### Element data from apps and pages
--------
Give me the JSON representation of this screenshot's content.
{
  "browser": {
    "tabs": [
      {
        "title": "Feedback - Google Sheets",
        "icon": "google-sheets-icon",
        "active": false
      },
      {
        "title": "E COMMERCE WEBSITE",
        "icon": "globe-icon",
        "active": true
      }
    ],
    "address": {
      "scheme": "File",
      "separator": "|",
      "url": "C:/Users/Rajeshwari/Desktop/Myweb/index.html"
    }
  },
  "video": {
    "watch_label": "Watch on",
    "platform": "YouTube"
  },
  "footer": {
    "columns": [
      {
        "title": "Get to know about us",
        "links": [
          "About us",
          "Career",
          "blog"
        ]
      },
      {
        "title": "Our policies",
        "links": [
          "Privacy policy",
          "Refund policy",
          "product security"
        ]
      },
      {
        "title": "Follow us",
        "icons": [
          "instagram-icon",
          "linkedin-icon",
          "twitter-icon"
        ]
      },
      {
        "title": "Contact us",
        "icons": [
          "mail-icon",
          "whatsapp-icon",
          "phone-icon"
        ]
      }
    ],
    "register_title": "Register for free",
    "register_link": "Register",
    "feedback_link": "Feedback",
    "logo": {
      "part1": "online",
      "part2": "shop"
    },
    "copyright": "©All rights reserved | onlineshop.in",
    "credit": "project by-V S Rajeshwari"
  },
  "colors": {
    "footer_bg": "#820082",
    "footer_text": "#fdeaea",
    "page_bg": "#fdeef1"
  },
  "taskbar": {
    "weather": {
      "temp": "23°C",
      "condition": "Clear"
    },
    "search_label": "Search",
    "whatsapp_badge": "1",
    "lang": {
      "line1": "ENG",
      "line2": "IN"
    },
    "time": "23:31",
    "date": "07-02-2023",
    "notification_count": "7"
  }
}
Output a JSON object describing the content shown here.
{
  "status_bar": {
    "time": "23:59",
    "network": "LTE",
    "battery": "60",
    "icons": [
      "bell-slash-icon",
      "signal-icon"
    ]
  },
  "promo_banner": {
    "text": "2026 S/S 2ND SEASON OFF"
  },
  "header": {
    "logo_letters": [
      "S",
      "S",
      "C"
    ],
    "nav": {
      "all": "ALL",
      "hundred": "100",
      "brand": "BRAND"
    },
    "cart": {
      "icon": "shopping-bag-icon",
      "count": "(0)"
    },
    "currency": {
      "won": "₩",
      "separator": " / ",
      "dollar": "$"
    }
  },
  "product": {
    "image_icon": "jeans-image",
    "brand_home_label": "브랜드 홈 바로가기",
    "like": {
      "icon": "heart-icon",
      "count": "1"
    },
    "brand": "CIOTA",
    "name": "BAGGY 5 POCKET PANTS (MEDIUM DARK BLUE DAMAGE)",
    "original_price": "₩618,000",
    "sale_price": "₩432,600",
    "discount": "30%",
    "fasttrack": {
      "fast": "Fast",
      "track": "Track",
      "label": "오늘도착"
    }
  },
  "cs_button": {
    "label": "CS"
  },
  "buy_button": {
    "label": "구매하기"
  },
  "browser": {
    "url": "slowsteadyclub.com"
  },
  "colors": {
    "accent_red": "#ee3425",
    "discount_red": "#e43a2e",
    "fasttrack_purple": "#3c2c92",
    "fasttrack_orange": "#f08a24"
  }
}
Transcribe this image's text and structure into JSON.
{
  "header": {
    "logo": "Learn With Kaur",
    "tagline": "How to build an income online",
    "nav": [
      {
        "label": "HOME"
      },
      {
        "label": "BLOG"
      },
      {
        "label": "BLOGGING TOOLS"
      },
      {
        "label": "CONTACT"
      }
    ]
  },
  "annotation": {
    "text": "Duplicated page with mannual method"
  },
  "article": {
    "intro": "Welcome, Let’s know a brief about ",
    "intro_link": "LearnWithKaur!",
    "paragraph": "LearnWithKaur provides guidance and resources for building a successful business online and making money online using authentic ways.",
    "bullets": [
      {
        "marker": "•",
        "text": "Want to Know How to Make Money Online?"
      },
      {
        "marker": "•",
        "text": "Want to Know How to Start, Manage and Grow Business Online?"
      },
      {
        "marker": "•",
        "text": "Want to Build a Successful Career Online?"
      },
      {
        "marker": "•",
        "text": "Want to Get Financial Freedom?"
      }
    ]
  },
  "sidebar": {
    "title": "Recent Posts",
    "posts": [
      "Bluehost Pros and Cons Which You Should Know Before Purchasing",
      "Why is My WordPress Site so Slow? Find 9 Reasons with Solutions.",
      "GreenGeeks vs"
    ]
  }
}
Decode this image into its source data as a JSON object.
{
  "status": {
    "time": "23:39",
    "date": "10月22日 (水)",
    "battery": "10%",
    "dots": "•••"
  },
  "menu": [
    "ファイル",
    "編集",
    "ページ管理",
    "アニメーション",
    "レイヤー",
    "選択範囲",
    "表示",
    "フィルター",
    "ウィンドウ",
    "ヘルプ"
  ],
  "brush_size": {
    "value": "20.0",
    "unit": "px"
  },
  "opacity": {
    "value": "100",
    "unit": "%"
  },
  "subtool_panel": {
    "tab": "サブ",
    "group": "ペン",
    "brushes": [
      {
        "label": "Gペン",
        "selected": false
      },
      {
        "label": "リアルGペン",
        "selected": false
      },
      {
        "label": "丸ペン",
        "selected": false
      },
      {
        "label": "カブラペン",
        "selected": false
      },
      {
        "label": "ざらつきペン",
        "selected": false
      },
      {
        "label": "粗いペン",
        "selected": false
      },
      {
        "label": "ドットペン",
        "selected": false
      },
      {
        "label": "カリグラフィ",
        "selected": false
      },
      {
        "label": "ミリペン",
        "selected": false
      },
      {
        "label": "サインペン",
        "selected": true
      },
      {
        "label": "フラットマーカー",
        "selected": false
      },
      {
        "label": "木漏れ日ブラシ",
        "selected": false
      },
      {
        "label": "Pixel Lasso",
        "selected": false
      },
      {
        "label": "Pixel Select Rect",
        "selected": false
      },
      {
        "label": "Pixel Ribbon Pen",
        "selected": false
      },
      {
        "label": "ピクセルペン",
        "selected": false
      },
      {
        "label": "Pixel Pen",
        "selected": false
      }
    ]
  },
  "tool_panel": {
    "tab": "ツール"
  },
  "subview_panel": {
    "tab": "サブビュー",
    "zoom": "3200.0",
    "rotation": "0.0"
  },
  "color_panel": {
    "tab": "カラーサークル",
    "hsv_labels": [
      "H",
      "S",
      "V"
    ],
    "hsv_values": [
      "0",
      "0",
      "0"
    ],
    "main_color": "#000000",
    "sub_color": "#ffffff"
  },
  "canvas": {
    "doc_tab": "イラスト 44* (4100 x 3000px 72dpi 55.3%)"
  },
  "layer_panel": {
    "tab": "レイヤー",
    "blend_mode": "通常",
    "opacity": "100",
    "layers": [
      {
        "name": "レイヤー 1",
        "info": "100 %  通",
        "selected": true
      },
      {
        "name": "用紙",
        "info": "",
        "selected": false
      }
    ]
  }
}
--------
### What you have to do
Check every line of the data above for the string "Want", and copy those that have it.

### Response to this task
        "text": "Want to Know How to Make Money Online?"
        "text": "Want to Know How to Start, Manage and Grow Business Online?"
        "text": "Want to Build a Successful Career Online?"
        "text": "Want to Get Financial Freedom?"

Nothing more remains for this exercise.